**DIRECTIONS FOR THIS TASK**
Nothing is to be left out: repeat every entry exactly as given.

==== EXERCISE MATERIAL

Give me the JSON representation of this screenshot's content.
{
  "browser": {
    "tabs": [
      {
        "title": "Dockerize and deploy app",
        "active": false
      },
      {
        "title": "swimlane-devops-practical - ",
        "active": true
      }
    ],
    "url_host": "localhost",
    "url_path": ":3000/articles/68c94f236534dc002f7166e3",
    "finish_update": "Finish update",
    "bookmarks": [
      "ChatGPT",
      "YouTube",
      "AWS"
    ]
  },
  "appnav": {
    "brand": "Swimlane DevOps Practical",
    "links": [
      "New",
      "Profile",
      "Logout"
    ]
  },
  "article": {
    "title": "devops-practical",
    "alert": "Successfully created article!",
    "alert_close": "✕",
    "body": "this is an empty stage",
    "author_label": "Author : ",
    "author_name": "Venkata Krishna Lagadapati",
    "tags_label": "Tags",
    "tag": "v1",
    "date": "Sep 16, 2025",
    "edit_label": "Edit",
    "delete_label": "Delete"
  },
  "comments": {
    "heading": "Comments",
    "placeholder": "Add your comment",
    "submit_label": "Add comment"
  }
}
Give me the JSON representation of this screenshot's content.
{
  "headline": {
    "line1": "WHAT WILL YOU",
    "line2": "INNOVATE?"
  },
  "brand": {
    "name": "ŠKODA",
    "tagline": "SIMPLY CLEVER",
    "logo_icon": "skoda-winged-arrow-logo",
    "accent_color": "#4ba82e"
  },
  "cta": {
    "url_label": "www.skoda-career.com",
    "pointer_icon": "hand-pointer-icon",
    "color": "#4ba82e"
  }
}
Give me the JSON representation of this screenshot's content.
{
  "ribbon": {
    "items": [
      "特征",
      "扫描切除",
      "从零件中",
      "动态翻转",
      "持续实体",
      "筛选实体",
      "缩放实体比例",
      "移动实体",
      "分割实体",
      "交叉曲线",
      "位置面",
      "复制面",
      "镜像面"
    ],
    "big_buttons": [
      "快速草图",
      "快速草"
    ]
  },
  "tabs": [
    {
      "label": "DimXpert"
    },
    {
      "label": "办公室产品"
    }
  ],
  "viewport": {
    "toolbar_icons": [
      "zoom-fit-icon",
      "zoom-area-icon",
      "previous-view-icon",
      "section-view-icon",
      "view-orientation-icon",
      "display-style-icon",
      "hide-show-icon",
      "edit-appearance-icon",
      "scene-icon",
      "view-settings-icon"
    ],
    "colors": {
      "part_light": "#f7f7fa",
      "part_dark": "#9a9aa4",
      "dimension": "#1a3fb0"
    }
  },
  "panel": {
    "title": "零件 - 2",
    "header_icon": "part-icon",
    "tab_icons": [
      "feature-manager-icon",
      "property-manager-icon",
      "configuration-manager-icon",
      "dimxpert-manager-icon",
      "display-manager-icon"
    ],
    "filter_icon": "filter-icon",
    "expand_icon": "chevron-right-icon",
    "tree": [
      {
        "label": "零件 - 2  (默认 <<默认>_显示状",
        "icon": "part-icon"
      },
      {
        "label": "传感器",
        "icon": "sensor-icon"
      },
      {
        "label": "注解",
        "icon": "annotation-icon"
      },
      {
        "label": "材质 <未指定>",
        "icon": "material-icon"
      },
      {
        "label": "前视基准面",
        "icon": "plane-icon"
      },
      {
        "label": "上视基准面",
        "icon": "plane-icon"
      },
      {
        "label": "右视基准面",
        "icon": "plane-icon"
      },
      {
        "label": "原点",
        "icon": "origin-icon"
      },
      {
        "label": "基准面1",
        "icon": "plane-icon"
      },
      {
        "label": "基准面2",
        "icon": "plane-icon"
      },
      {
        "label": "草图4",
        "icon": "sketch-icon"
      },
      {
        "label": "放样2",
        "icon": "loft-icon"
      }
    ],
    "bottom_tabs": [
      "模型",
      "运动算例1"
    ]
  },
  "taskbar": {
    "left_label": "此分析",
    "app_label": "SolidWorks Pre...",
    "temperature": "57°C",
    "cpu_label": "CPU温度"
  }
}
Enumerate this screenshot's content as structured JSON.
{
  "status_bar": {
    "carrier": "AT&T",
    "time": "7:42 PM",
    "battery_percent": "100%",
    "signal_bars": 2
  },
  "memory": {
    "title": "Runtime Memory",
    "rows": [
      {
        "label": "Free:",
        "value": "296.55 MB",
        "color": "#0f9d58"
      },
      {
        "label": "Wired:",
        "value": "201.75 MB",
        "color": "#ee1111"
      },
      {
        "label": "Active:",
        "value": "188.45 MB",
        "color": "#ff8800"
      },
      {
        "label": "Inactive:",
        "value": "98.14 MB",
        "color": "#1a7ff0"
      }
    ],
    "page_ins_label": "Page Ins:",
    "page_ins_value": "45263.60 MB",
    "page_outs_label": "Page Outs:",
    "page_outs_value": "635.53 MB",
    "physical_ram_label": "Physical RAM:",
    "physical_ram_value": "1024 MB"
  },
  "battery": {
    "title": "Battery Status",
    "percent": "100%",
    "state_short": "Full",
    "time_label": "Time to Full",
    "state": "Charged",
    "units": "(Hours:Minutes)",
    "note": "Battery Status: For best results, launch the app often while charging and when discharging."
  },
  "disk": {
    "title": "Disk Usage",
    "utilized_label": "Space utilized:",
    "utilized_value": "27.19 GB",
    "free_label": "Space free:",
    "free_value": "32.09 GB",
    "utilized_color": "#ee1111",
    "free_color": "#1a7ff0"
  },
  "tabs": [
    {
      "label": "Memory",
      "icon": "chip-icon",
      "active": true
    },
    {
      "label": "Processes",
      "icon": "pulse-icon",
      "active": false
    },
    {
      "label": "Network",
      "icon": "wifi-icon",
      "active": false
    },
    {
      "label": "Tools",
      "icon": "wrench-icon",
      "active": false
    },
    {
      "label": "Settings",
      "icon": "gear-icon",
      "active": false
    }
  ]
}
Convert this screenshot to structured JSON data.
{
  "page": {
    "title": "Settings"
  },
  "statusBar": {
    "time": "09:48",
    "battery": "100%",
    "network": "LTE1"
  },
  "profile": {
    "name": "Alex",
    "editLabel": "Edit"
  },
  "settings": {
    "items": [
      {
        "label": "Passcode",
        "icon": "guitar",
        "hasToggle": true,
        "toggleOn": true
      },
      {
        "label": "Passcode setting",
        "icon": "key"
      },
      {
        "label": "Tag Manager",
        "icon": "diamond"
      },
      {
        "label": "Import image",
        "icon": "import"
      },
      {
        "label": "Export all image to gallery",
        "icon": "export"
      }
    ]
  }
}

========

**SOLUTION**
Give me the JSON representation of this screenshot's content.
{
  "browser": {
    "tabs": [
      {
        "title": "Dockerize and deploy app",
        "active": false
      },
      {
        "title": "swimlane-devops-practical - ",
        "active": true
      }
    ],
    "url_host": "localhost",
    "url_path": ":3000/articles/68c94f236534dc002f7166e3",
    "finish_update": "Finish update",
    "bookmarks": [
      "ChatGPT",
      "YouTube",
      "AWS"
    ]
  },
  "appnav": {
    "brand": "Swimlane DevOps Practical",
    "links": [
      "New",
      "Profile",
      "Logout"
    ]
  },
  "article": {
    "title": "devops-practical",
    "alert": "Successfully created article!",
    "alert_close": "✕",
    "body": "this is an empty stage",
    "author_label": "Author : ",
    "author_name": "Venkata Krishna Lagadapati",
    "tags_label": "Tags",
    "tag": "v1",
    "date": "Sep 16, 2025",
    "edit_label": "Edit",
    "delete_label": "Delete"
  },
  "comments": {
    "heading": "Comments",
    "placeholder": "Add your comment",
    "submit_label": "Add comment"
  }
}
Give me the JSON representation of this screenshot's content.
{
  "headline": {
    "line1": "WHAT WILL YOU",
    "line2": "INNOVATE?"
  },
  "brand": {
    "name": "ŠKODA",
    "tagline": "SIMPLY CLEVER",
    "logo_icon": "skoda-winged-arrow-logo",
    "accent_color": "#4ba82e"
  },
  "cta": {
    "url_label": "www.skoda-career.com",
    "pointer_icon": "hand-pointer-icon",
    "color": "#4ba82e"
  }
}
Give me the JSON representation of this screenshot's content.
{
  "ribbon": {
    "items": [
      "特征",
      "扫描切除",
      "从零件中",
      "动态翻转",
      "持续实体",
      "筛选实体",
      "缩放实体比例",
      "移动实体",
      "分割实体",
      "交叉曲线",
      "位置面",
      "复制面",
      "镜像面"
    ],
    "big_buttons": [
      "快速草图",
      "快速草"
    ]
  },
  "tabs": [
    {
      "label": "DimXpert"
    },
    {
      "label": "办公室产品"
    }
  ],
  "viewport": {
    "toolbar_icons": [
      "zoom-fit-icon",
      "zoom-area-icon",
      "previous-view-icon",
      "section-view-icon",
      "view-orientation-icon",
      "display-style-icon",
      "hide-show-icon",
      "edit-appearance-icon",
      "scene-icon",
      "view-settings-icon"
    ],
    "colors": {
      "part_light": "#f7f7fa",
      "part_dark": "#9a9aa4",
      "dimension": "#1a3fb0"
    }
  },
  "panel": {
    "title": "零件 - 2",
    "header_icon": "part-icon",
    "tab_icons": [
      "feature-manager-icon",
      "property-manager-icon",
      "configuration-manager-icon",
      "dimxpert-manager-icon",
      "display-manager-icon"
    ],
    "filter_icon": "filter-icon",
    "expand_icon": "chevron-right-icon",
    "tree": [
      {
        "label": "零件 - 2  (默认 <<默认>_显示状",
        "icon": "part-icon"
      },
      {
        "label": "传感器",
        "icon": "sensor-icon"
      },
      {
        "label": "注解",
        "icon": "annotation-icon"
      },
      {
        "label": "材质 <未指定>",
        "icon": "material-icon"
      },
      {
        "label": "前视基准面",
        "icon": "plane-icon"
      },
      {
        "label": "上视基准面",
        "icon": "plane-icon"
      },
      {
        "label": "右视基准面",
        "icon": "plane-icon"
      },
      {
        "label": "原点",
        "icon": "origin-icon"
      },
      {
        "label": "基准面1",
        "icon": "plane-icon"
      },
      {
        "label": "基准面2",
        "icon": "plane-icon"
      },
      {
        "label": "草图4",
        "icon": "sketch-icon"
      },
      {
        "label": "放样2",
        "icon": "loft-icon"
      }
    ],
    "bottom_tabs": [
      "模型",
      "运动算例1"
    ]
  },
  "taskbar": {
    "left_label": "此分析",
    "app_label": "SolidWorks Pre...",
    "temperature": "57°C",
    "cpu_label": "CPU温度"
  }
}
Enumerate this screenshot's content as structured JSON.
{
  "status_bar": {
    "carrier": "AT&T",
    "time": "7:42 PM",
    "battery_percent": "100%",
    "signal_bars": 2
  },
  "memory": {
    "title": "Runtime Memory",
    "rows": [
      {
        "label": "Free:",
        "value": "296.55 MB",
        "color": "#0f9d58"
      },
      {
        "label": "Wired:",
        "value": "201.75 MB",
        "color": "#ee1111"
      },
      {
        "label": "Active:",
        "value": "188.45 MB",
        "color": "#ff8800"
      },
      {
        "label": "Inactive:",
        "value": "98.14 MB",
        "color": "#1a7ff0"
      }
    ],
    "page_ins_label": "Page Ins:",
    "page_ins_value": "45263.60 MB",
    "page_outs_label": "Page Outs:",
    "page_outs_value": "635.53 MB",
    "physical_ram_label": "Physical RAM:",
    "physical_ram_value": "1024 MB"
  },
  "battery": {
    "title": "Battery Status",
    "percent": "100%",
    "state_short": "Full",
    "time_label": "Time to Full",
    "state": "Charged",
    "units": "(Hours:Minutes)",
    "note": "Battery Status: For best results, launch the app often while charging and when discharging."
  },
  "disk": {
    "title": "Disk Usage",
    "utilized_label": "Space utilized:",
    "utilized_value": "27.19 GB",
    "free_label": "Space free:",
    "free_value": "32.09 GB",
    "utilized_color": "#ee1111",
    "free_color": "#1a7ff0"
  },
  "tabs": [
    {
      "label": "Memory",
      "icon": "chip-icon",
      "active": true
    },
    {
      "label": "Processes",
      "icon": "pulse-icon",
      "active": false
    },
    {
      "label": "Network",
      "icon": "wifi-icon",
      "active": false
    },
    {
      "label": "Tools",
      "icon": "wrench-icon",
      "active": false
    },
    {
      "label": "Settings",
      "icon": "gear-icon",
      "active": false
    }
  ]
}
Convert this screenshot to structured JSON data.
{
  "page": {
    "title": "Settings"
  },
  "statusBar": {
    "time": "09:48",
    "battery": "100%",
    "network": "LTE1"
  },
  "profile": {
    "name": "Alex",
    "editLabel": "Edit"
  },
  "settings": {
    "items": [
      {
        "label": "Passcode",
        "icon": "guitar",
        "hasToggle": true,
        "toggleOn": true
      },
      {
        "label": "Passcode setting",
        "icon": "key"
      },
      {
        "label": "Tag Manager",
        "icon": "diamond"
      },
      {
        "label": "Import image",
        "icon": "import"
      },
      {
        "label": "Export all image to gallery",
        "icon": "export"
      }
    ]
  }
}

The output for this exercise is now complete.